> _Data excerpts_:
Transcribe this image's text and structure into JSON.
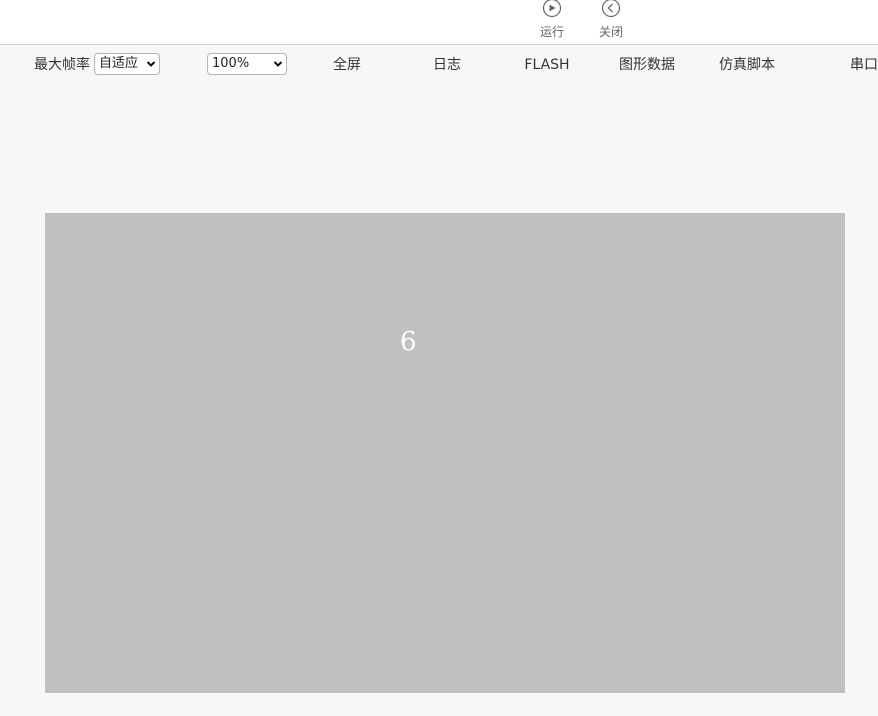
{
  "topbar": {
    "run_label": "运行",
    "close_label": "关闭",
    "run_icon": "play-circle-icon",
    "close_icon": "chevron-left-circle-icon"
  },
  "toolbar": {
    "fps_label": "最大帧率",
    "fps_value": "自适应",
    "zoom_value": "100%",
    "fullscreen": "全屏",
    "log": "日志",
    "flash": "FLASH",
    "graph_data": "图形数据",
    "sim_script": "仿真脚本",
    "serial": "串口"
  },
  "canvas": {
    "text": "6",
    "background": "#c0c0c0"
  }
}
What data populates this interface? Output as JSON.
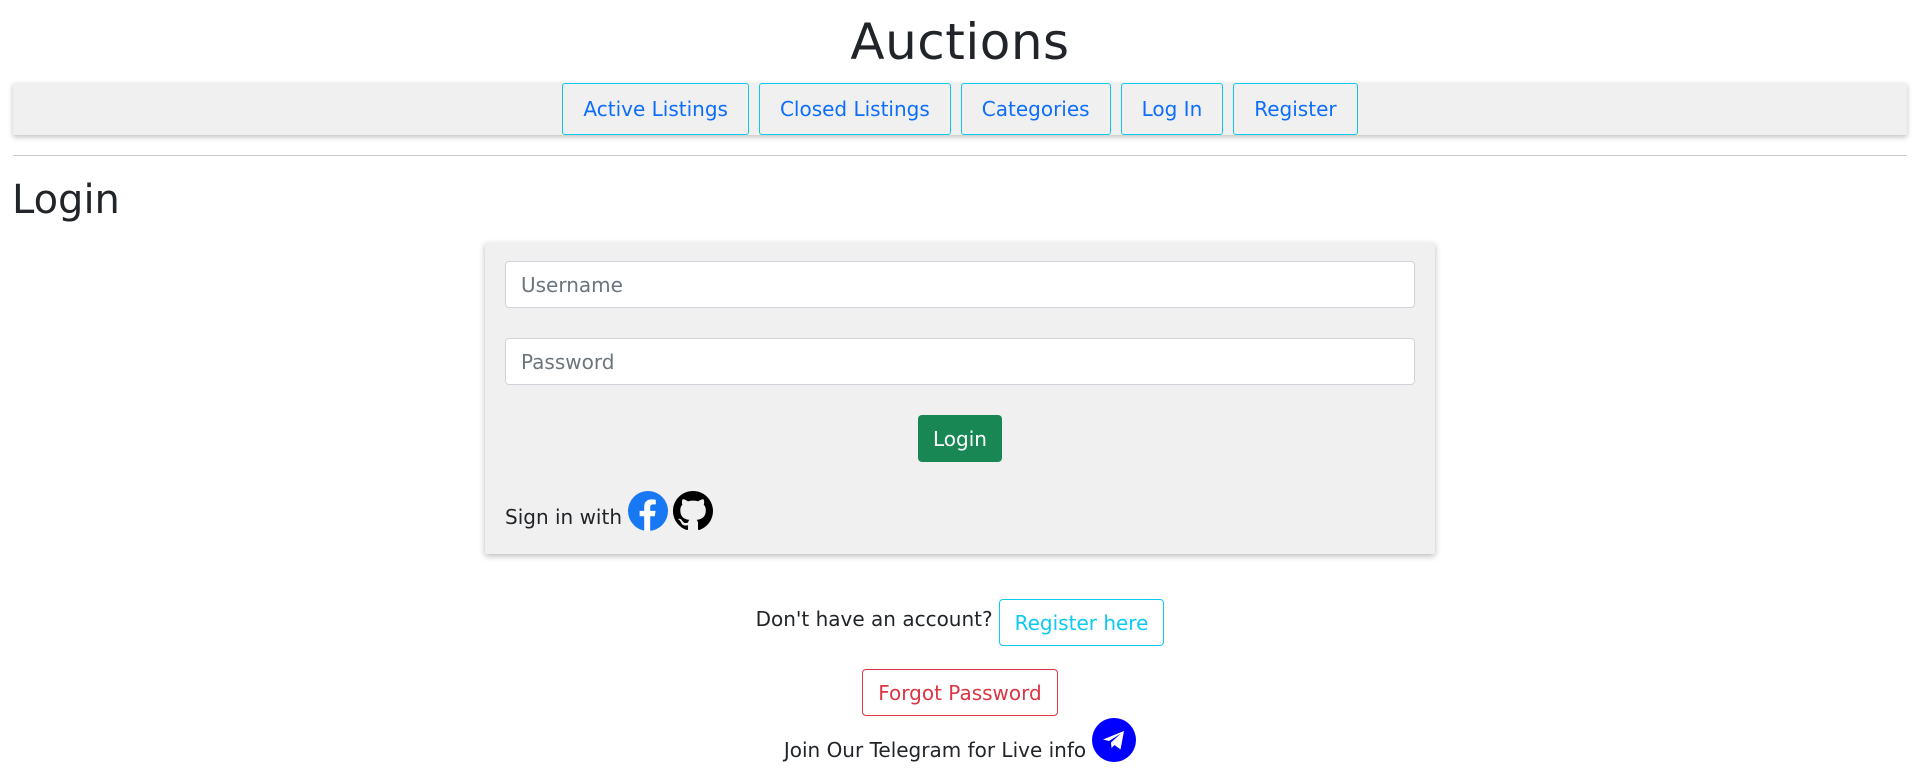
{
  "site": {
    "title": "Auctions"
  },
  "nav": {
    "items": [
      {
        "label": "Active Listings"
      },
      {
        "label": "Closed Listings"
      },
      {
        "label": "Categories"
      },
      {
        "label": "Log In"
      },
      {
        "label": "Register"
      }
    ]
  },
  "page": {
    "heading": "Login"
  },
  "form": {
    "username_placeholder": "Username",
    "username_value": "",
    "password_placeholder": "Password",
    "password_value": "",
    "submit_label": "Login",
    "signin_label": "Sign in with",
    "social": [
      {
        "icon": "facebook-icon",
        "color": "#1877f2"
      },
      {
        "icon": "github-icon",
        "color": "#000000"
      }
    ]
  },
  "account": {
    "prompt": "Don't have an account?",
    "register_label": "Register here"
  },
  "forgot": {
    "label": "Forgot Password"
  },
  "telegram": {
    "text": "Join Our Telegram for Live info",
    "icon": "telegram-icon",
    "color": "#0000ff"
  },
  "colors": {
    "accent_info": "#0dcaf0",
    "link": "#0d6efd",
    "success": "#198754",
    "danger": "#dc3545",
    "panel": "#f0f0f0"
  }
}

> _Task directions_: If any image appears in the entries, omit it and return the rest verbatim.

> _Answer to this problem_:
Transcribe this image's text and structure into JSON.
{
  "topbar": {
    "run_label": "运行",
    "close_label": "关闭",
    "run_icon": "play-circle-icon",
    "close_icon": "chevron-left-circle-icon"
  },
  "toolbar": {
    "fps_label": "最大帧率",
    "fps_value": "自适应",
    "zoom_value": "100%",
    "fullscreen": "全屏",
    "log": "日志",
    "flash": "FLASH",
    "graph_data": "图形数据",
    "sim_script": "仿真脚本",
    "serial": "串口"
  },
  "canvas": {
    "text": "6",
    "background": "#c0c0c0"
  }
}
What data populates this interface? Output as JSON.
{
  "site": {
    "title": "Auctions"
  },
  "nav": {
    "items": [
      {
        "label": "Active Listings"
      },
      {
        "label": "Closed Listings"
      },
      {
        "label": "Categories"
      },
      {
        "label": "Log In"
      },
      {
        "label": "Register"
      }
    ]
  },
  "page": {
    "heading": "Login"
  },
  "form": {
    "username_placeholder": "Username",
    "username_value": "",
    "password_placeholder": "Password",
    "password_value": "",
    "submit_label": "Login",
    "signin_label": "Sign in with",
    "social": [
      {
        "icon": "facebook-icon",
        "color": "#1877f2"
      },
      {
        "icon": "github-icon",
        "color": "#000000"
      }
    ]
  },
  "account": {
    "prompt": "Don't have an account?",
    "register_label": "Register here"
  },
  "forgot": {
    "label": "Forgot Password"
  },
  "telegram": {
    "text": "Join Our Telegram for Live info",
    "icon": "telegram-icon",
    "color": "#0000ff"
  },
  "colors": {
    "accent_info": "#0dcaf0",
    "link": "#0d6efd",
    "success": "#198754",
    "danger": "#dc3545",
    "panel": "#f0f0f0"
  }
}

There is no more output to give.